-- What is required --
Determine how many lines below contain the word "false", then state only that figure.
──────── The data
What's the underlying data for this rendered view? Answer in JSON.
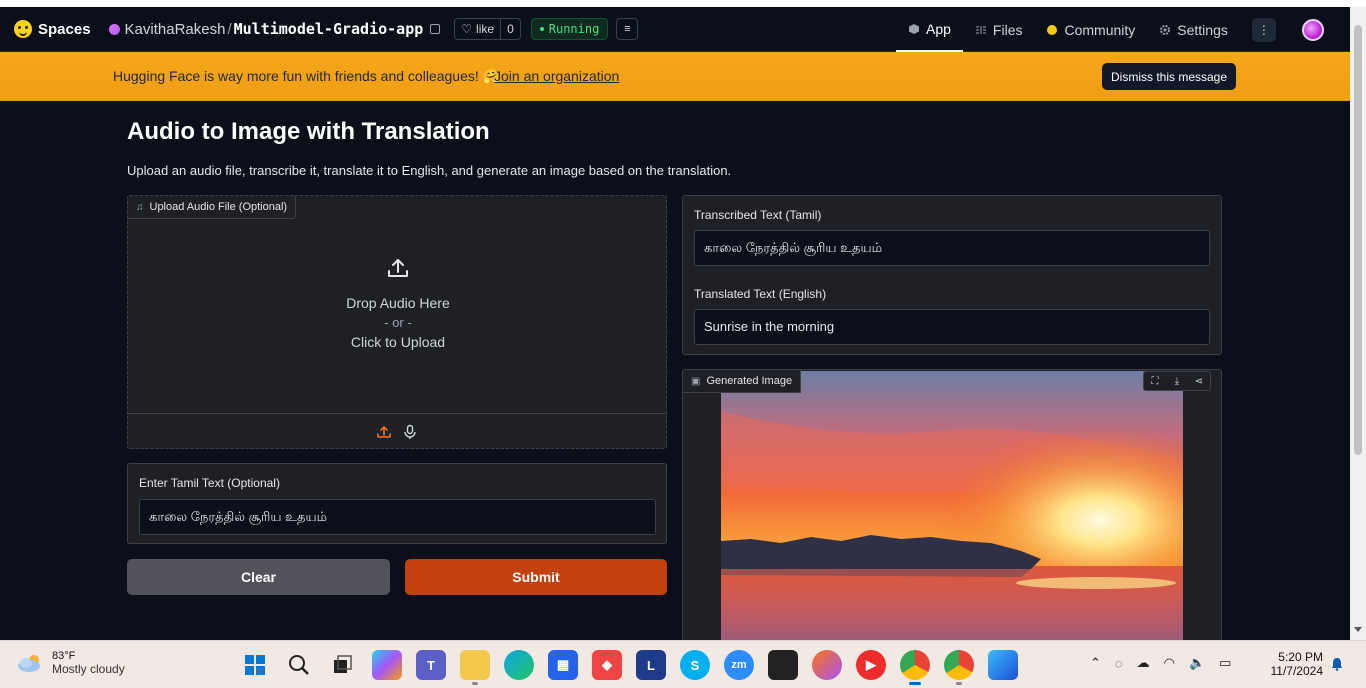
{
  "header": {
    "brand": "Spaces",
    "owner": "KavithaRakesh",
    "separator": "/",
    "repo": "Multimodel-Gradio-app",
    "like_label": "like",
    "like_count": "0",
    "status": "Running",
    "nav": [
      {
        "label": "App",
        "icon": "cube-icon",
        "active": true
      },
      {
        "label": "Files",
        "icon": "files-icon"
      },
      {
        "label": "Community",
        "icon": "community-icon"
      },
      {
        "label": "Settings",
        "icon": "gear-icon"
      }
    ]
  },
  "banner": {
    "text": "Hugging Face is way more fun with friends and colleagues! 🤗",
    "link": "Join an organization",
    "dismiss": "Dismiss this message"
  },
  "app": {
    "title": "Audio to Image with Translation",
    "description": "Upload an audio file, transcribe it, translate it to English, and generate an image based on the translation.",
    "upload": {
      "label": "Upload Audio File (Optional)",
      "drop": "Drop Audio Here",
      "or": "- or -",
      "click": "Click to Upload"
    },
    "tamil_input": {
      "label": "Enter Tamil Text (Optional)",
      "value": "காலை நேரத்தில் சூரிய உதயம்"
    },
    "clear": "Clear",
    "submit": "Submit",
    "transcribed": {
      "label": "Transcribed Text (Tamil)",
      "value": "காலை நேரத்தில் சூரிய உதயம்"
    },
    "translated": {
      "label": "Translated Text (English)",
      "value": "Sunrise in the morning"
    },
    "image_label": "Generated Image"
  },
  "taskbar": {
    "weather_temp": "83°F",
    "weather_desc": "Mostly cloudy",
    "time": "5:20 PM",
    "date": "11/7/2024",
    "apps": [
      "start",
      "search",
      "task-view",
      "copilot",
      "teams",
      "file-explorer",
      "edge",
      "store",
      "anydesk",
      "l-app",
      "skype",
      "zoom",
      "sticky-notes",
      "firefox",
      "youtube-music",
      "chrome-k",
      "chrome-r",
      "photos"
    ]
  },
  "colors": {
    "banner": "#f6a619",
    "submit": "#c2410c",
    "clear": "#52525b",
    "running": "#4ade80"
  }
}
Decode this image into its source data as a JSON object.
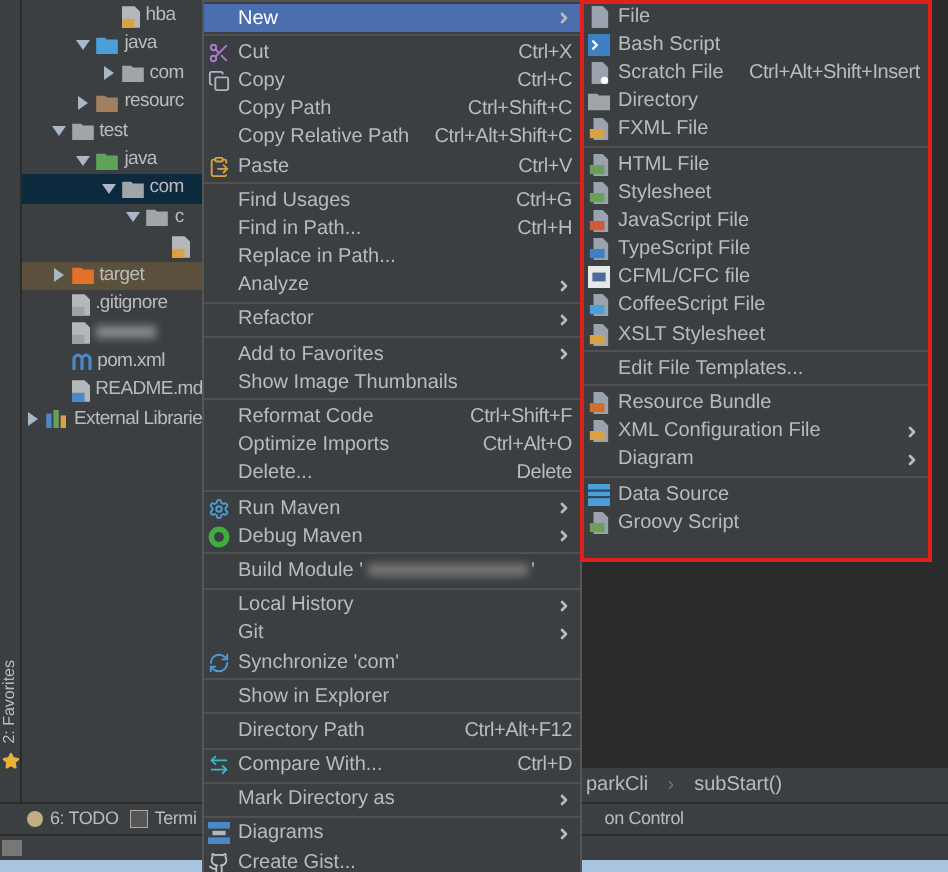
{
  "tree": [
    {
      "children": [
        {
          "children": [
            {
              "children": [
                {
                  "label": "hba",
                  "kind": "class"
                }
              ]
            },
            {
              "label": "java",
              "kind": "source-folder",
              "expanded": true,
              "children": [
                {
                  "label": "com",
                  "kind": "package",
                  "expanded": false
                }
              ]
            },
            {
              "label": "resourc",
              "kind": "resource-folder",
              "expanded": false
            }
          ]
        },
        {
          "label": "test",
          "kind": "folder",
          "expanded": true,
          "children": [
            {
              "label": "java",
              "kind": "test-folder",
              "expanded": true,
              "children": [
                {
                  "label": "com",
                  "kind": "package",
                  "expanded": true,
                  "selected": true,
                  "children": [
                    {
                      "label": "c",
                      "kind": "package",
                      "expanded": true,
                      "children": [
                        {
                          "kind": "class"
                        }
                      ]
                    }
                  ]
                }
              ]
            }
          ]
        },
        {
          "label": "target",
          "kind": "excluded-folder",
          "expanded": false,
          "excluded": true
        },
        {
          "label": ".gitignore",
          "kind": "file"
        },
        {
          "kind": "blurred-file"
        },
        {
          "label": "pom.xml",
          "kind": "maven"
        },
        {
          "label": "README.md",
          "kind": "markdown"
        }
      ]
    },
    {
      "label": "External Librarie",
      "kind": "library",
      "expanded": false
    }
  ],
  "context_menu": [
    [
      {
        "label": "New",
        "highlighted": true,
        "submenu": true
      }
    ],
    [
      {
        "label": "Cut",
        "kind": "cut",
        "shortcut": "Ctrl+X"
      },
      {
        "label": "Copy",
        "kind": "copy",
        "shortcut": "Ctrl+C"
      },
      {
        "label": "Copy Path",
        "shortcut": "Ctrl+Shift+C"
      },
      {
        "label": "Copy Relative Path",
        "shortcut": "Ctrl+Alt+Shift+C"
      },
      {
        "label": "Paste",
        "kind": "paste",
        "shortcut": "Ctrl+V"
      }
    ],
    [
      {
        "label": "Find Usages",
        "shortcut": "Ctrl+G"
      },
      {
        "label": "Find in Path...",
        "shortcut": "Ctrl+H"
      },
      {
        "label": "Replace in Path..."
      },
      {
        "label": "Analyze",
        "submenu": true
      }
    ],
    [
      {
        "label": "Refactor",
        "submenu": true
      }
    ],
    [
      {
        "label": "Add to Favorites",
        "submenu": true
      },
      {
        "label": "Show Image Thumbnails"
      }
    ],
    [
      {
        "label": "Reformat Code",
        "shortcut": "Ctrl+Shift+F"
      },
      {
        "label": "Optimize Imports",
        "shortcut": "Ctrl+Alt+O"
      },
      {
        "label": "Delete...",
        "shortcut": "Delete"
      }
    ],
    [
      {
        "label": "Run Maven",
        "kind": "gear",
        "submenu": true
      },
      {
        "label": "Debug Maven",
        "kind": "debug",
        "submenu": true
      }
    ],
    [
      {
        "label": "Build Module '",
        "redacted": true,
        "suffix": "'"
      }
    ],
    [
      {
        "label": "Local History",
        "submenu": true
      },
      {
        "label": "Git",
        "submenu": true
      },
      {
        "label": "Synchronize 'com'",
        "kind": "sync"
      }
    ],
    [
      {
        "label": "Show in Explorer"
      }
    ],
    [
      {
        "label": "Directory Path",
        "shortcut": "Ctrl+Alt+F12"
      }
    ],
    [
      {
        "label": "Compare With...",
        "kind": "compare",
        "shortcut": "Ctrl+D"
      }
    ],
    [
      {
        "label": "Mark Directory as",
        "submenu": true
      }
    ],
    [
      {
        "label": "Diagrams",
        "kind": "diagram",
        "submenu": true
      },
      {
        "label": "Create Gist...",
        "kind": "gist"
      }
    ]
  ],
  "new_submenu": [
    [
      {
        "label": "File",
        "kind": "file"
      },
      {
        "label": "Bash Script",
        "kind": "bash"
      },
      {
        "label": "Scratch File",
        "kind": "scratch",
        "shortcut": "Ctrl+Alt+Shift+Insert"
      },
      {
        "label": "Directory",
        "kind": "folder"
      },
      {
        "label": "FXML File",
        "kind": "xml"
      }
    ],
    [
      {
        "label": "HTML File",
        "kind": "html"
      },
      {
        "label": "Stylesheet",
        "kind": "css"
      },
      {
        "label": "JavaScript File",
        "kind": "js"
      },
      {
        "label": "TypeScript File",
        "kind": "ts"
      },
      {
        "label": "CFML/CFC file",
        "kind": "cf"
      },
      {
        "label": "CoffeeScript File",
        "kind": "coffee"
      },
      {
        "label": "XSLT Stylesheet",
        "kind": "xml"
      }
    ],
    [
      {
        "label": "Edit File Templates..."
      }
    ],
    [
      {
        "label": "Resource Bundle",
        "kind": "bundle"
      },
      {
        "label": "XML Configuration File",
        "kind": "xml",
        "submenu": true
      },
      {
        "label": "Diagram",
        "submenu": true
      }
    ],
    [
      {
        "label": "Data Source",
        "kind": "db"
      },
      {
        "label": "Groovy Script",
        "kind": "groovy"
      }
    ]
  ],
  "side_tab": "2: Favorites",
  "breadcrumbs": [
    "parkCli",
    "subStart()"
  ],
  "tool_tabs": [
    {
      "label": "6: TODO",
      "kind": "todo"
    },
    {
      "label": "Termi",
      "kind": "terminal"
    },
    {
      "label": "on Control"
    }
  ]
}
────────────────
-- Task output --
4